Leave the pictures out and write out the rest of the listing word for word.

···

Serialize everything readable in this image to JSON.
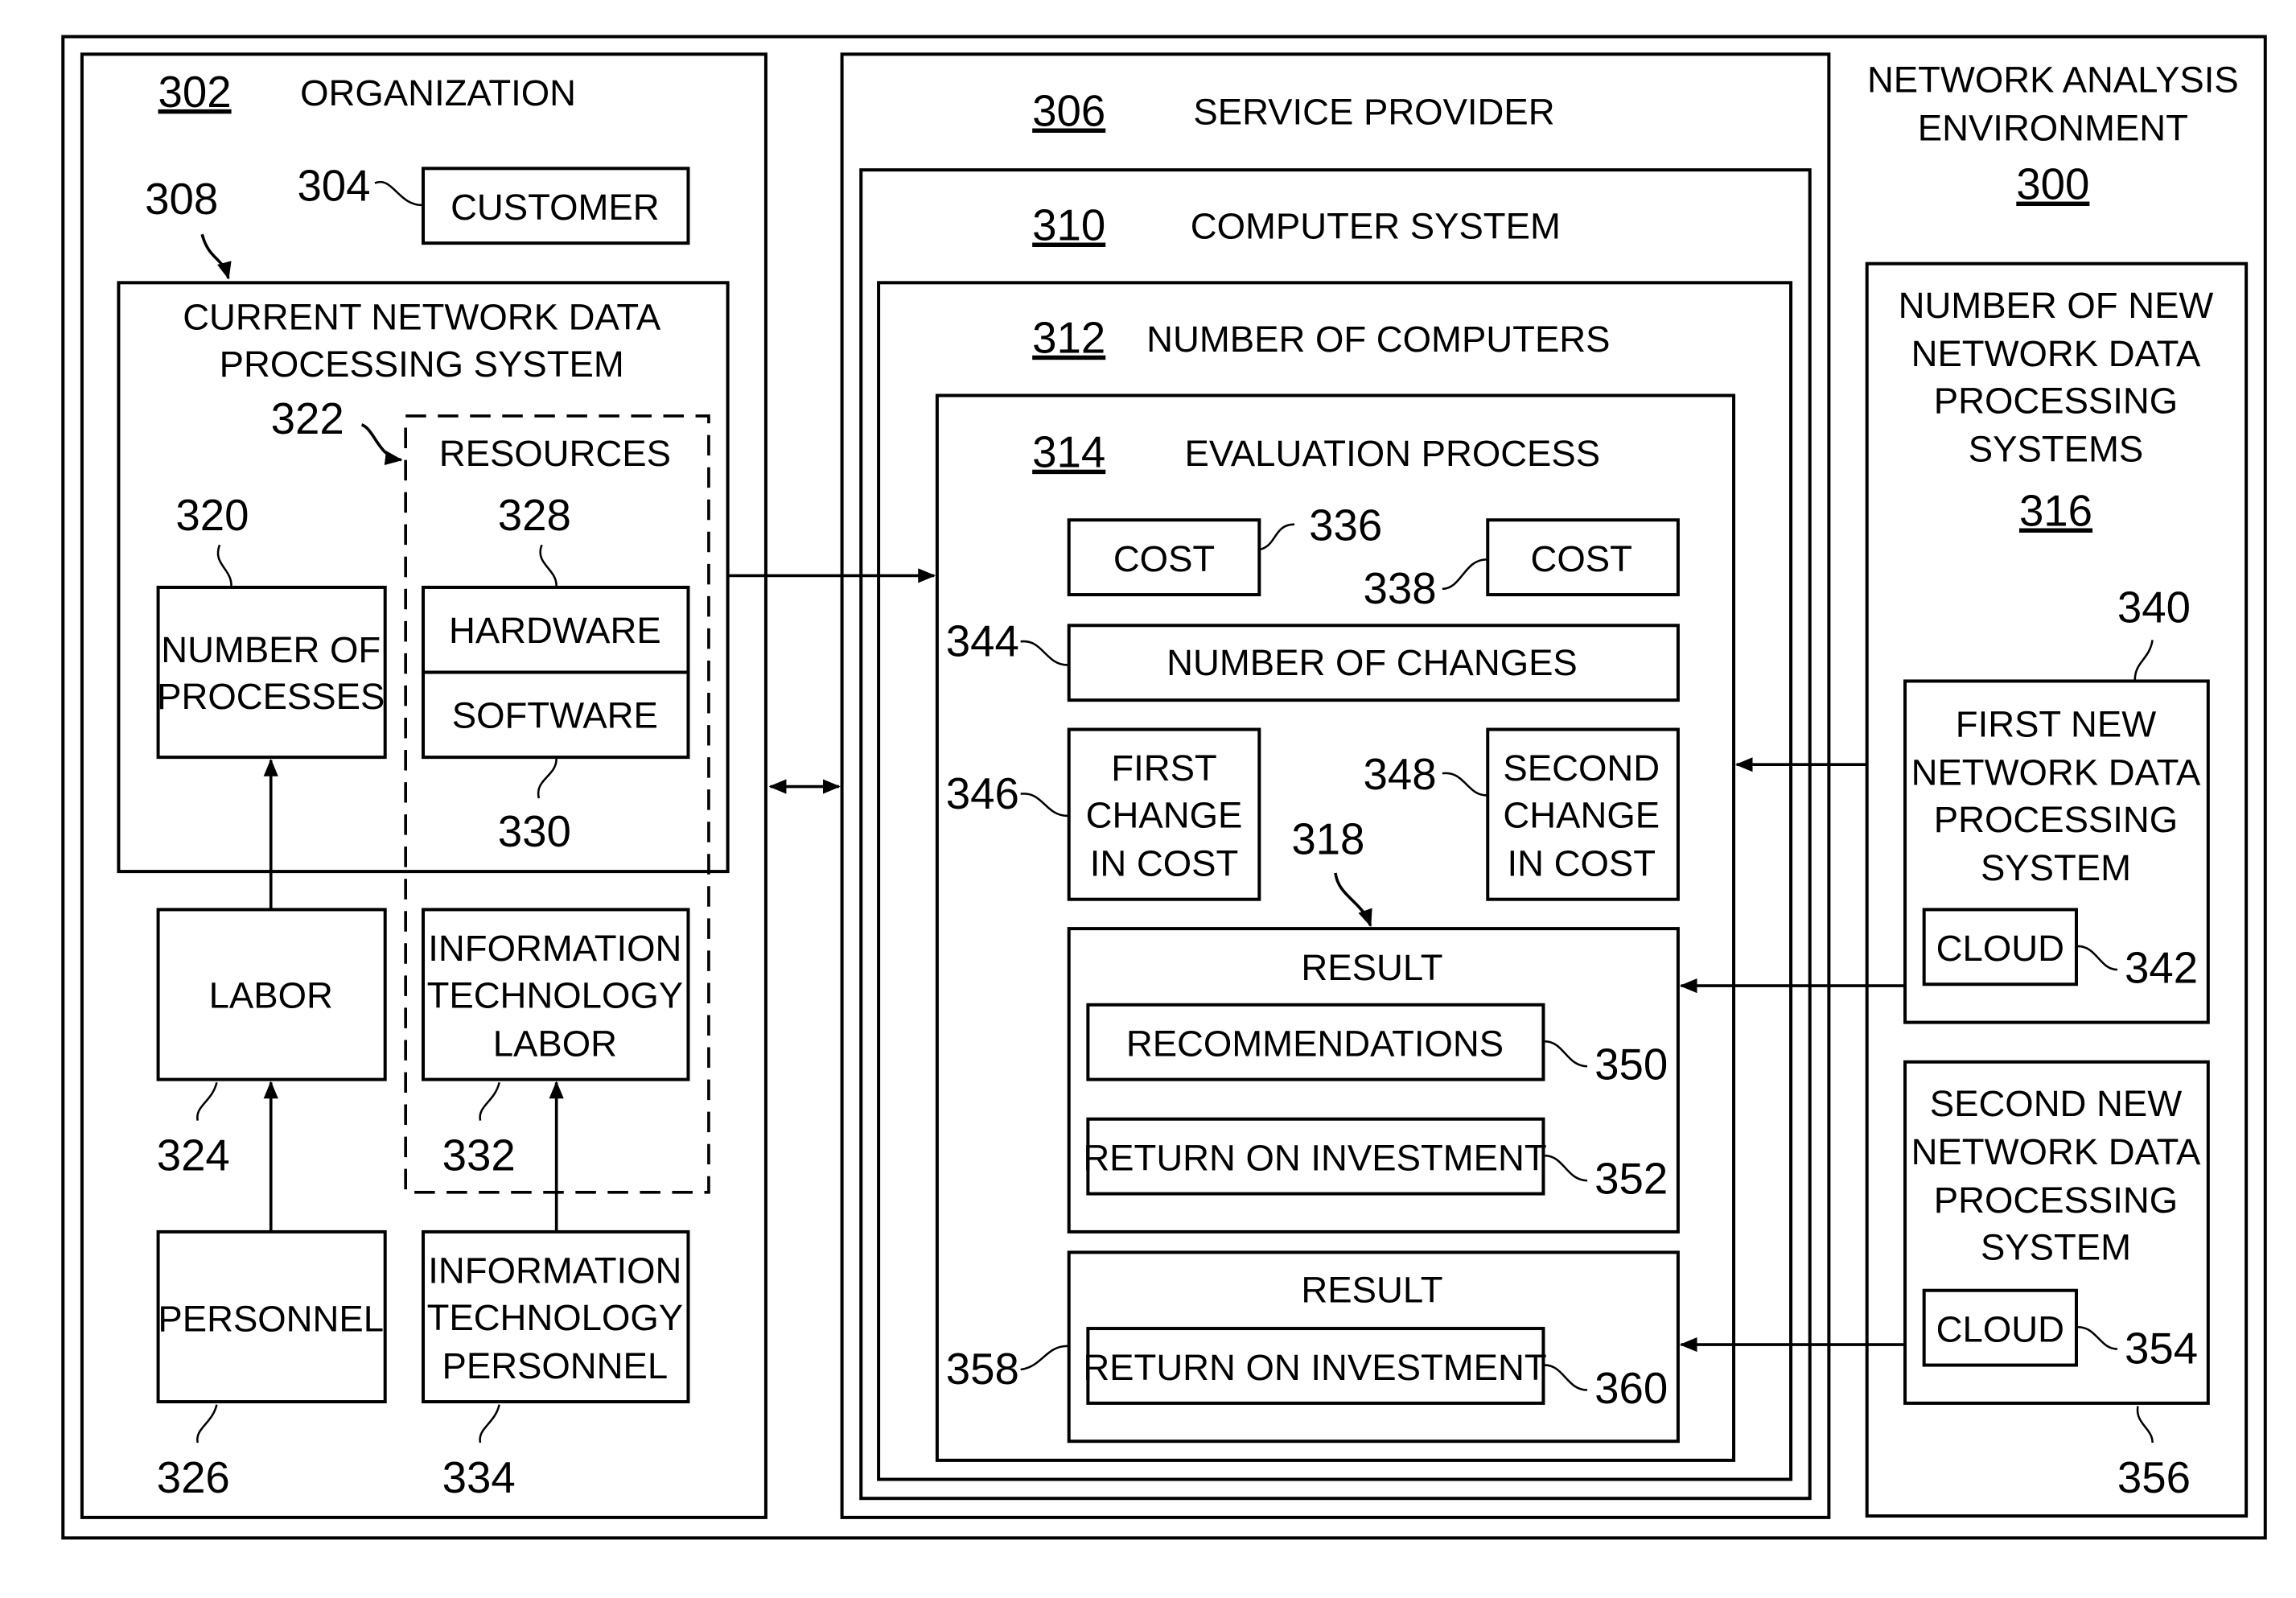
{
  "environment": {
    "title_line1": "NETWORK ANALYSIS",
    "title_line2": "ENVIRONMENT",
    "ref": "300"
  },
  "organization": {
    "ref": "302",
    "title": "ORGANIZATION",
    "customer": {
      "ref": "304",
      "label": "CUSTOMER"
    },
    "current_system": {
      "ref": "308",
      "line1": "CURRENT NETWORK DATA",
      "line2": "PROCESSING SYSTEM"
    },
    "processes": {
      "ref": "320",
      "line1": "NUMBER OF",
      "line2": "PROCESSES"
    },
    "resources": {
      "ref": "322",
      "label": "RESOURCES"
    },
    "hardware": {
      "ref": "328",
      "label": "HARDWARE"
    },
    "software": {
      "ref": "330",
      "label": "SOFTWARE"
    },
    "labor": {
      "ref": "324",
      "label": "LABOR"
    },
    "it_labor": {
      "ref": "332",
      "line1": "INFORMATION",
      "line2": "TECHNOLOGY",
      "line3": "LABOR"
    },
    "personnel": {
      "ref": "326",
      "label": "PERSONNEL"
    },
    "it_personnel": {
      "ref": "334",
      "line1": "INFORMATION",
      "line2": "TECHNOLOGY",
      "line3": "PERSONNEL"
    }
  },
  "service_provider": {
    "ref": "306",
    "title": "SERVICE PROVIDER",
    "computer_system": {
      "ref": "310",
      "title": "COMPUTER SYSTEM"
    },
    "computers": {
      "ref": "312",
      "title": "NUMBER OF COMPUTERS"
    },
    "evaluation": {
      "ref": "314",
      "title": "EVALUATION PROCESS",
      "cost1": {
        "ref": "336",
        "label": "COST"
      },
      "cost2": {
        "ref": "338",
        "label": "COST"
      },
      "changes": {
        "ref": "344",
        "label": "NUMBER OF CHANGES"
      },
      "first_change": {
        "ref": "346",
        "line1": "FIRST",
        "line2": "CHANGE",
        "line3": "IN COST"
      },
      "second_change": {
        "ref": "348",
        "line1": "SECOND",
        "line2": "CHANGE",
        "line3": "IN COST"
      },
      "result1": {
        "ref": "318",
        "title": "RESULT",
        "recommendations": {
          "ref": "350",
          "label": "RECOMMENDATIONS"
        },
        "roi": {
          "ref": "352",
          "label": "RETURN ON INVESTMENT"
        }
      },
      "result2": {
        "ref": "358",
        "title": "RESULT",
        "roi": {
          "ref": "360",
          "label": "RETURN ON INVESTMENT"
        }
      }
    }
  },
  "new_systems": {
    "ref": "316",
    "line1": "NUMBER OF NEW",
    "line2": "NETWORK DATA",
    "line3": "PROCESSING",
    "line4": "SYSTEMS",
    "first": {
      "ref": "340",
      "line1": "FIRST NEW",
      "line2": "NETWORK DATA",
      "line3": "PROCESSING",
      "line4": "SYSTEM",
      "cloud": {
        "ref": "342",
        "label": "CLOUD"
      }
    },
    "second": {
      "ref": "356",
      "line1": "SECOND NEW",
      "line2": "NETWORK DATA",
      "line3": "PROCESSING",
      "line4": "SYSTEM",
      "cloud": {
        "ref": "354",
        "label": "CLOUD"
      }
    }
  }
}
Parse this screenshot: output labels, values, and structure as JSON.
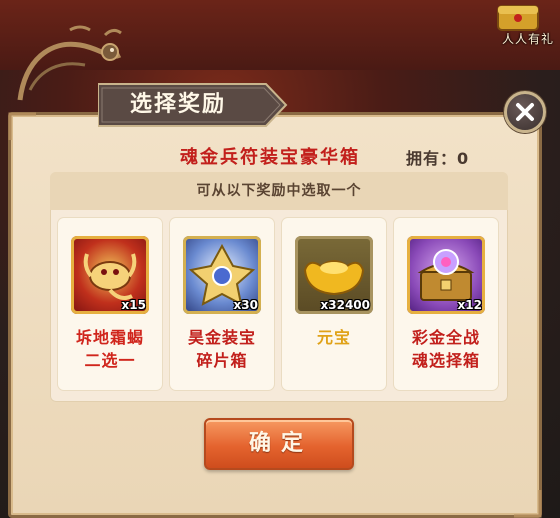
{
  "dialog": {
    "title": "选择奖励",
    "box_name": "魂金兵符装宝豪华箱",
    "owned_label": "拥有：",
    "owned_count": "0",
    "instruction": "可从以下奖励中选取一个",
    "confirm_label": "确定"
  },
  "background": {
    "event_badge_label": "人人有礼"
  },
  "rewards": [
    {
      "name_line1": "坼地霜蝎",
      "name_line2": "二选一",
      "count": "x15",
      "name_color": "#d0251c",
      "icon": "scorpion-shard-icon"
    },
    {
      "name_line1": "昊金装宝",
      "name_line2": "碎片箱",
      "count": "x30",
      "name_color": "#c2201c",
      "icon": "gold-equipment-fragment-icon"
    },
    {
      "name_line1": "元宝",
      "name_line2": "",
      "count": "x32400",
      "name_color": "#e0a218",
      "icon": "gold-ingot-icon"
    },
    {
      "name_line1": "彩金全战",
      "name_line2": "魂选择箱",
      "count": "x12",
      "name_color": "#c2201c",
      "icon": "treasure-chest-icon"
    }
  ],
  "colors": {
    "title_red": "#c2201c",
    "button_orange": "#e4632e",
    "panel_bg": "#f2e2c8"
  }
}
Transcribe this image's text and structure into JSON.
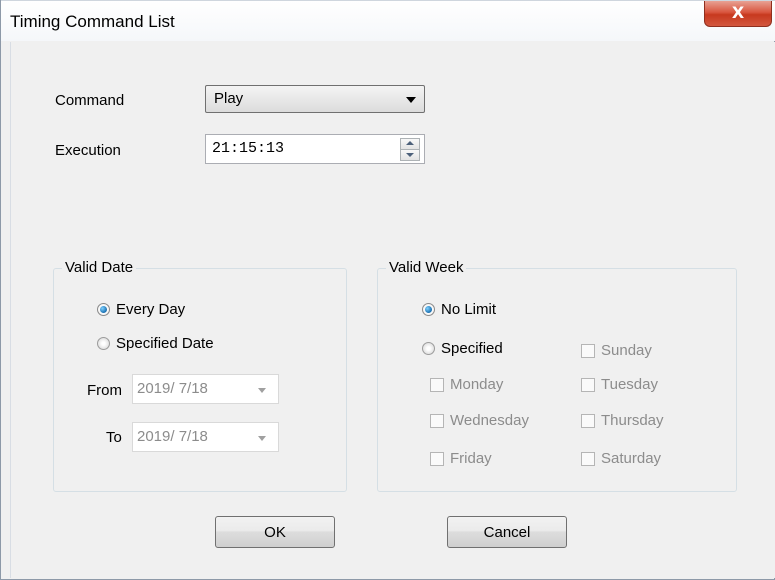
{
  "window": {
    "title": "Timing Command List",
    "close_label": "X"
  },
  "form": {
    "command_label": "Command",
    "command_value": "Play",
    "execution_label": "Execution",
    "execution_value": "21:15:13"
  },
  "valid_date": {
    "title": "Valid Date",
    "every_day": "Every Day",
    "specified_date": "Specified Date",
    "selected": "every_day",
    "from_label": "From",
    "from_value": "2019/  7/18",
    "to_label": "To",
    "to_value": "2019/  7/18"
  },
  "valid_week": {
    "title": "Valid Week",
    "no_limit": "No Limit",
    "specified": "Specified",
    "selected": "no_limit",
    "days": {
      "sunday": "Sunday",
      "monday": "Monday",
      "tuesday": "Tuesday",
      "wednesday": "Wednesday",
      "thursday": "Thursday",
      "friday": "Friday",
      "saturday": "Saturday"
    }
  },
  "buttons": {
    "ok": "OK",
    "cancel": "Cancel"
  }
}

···

* RESULT OF THIS EXERCISE *
Serialize everything readable in this image to JSON.
{
  "environment": {
    "title_line1": "NETWORK ANALYSIS",
    "title_line2": "ENVIRONMENT",
    "ref": "300"
  },
  "organization": {
    "ref": "302",
    "title": "ORGANIZATION",
    "customer": {
      "ref": "304",
      "label": "CUSTOMER"
    },
    "current_system": {
      "ref": "308",
      "line1": "CURRENT NETWORK DATA",
      "line2": "PROCESSING SYSTEM"
    },
    "processes": {
      "ref": "320",
      "line1": "NUMBER OF",
      "line2": "PROCESSES"
    },
    "resources": {
      "ref": "322",
      "label": "RESOURCES"
    },
    "hardware": {
      "ref": "328",
      "label": "HARDWARE"
    },
    "software": {
      "ref": "330",
      "label": "SOFTWARE"
    },
    "labor": {
      "ref": "324",
      "label": "LABOR"
    },
    "it_labor": {
      "ref": "332",
      "line1": "INFORMATION",
      "line2": "TECHNOLOGY",
      "line3": "LABOR"
    },
    "personnel": {
      "ref": "326",
      "label": "PERSONNEL"
    },
    "it_personnel": {
      "ref": "334",
      "line1": "INFORMATION",
      "line2": "TECHNOLOGY",
      "line3": "PERSONNEL"
    }
  },
  "service_provider": {
    "ref": "306",
    "title": "SERVICE PROVIDER",
    "computer_system": {
      "ref": "310",
      "title": "COMPUTER SYSTEM"
    },
    "computers": {
      "ref": "312",
      "title": "NUMBER OF COMPUTERS"
    },
    "evaluation": {
      "ref": "314",
      "title": "EVALUATION PROCESS",
      "cost1": {
        "ref": "336",
        "label": "COST"
      },
      "cost2": {
        "ref": "338",
        "label": "COST"
      },
      "changes": {
        "ref": "344",
        "label": "NUMBER OF CHANGES"
      },
      "first_change": {
        "ref": "346",
        "line1": "FIRST",
        "line2": "CHANGE",
        "line3": "IN COST"
      },
      "second_change": {
        "ref": "348",
        "line1": "SECOND",
        "line2": "CHANGE",
        "line3": "IN COST"
      },
      "result1": {
        "ref": "318",
        "title": "RESULT",
        "recommendations": {
          "ref": "350",
          "label": "RECOMMENDATIONS"
        },
        "roi": {
          "ref": "352",
          "label": "RETURN ON INVESTMENT"
        }
      },
      "result2": {
        "ref": "358",
        "title": "RESULT",
        "roi": {
          "ref": "360",
          "label": "RETURN ON INVESTMENT"
        }
      }
    }
  },
  "new_systems": {
    "ref": "316",
    "line1": "NUMBER OF NEW",
    "line2": "NETWORK DATA",
    "line3": "PROCESSING",
    "line4": "SYSTEMS",
    "first": {
      "ref": "340",
      "line1": "FIRST NEW",
      "line2": "NETWORK DATA",
      "line3": "PROCESSING",
      "line4": "SYSTEM",
      "cloud": {
        "ref": "342",
        "label": "CLOUD"
      }
    },
    "second": {
      "ref": "356",
      "line1": "SECOND NEW",
      "line2": "NETWORK DATA",
      "line3": "PROCESSING",
      "line4": "SYSTEM",
      "cloud": {
        "ref": "354",
        "label": "CLOUD"
      }
    }
  }
}
Parse this screenshot: output labels, values, and structure as JSON.
{
  "dialog": {
    "title": "选择奖励",
    "box_name": "魂金兵符装宝豪华箱",
    "owned_label": "拥有：",
    "owned_count": "0",
    "instruction": "可从以下奖励中选取一个",
    "confirm_label": "确定"
  },
  "background": {
    "event_badge_label": "人人有礼"
  },
  "rewards": [
    {
      "name_line1": "坼地霜蝎",
      "name_line2": "二选一",
      "count": "x15",
      "name_color": "#d0251c",
      "icon": "scorpion-shard-icon"
    },
    {
      "name_line1": "昊金装宝",
      "name_line2": "碎片箱",
      "count": "x30",
      "name_color": "#c2201c",
      "icon": "gold-equipment-fragment-icon"
    },
    {
      "name_line1": "元宝",
      "name_line2": "",
      "count": "x32400",
      "name_color": "#e0a218",
      "icon": "gold-ingot-icon"
    },
    {
      "name_line1": "彩金全战",
      "name_line2": "魂选择箱",
      "count": "x12",
      "name_color": "#c2201c",
      "icon": "treasure-chest-icon"
    }
  ],
  "colors": {
    "title_red": "#c2201c",
    "button_orange": "#e4632e",
    "panel_bg": "#f2e2c8"
  }
}
Transcribe this image's text and structure into JSON.
{
  "window": {
    "title": "Timing Command List",
    "close_label": "X"
  },
  "form": {
    "command_label": "Command",
    "command_value": "Play",
    "execution_label": "Execution",
    "execution_value": "21:15:13"
  },
  "valid_date": {
    "title": "Valid Date",
    "every_day": "Every Day",
    "specified_date": "Specified Date",
    "selected": "every_day",
    "from_label": "From",
    "from_value": "2019/  7/18",
    "to_label": "To",
    "to_value": "2019/  7/18"
  },
  "valid_week": {
    "title": "Valid Week",
    "no_limit": "No Limit",
    "specified": "Specified",
    "selected": "no_limit",
    "days": {
      "sunday": "Sunday",
      "monday": "Monday",
      "tuesday": "Tuesday",
      "wednesday": "Wednesday",
      "thursday": "Thursday",
      "friday": "Friday",
      "saturday": "Saturday"
    }
  },
  "buttons": {
    "ok": "OK",
    "cancel": "Cancel"
  }
}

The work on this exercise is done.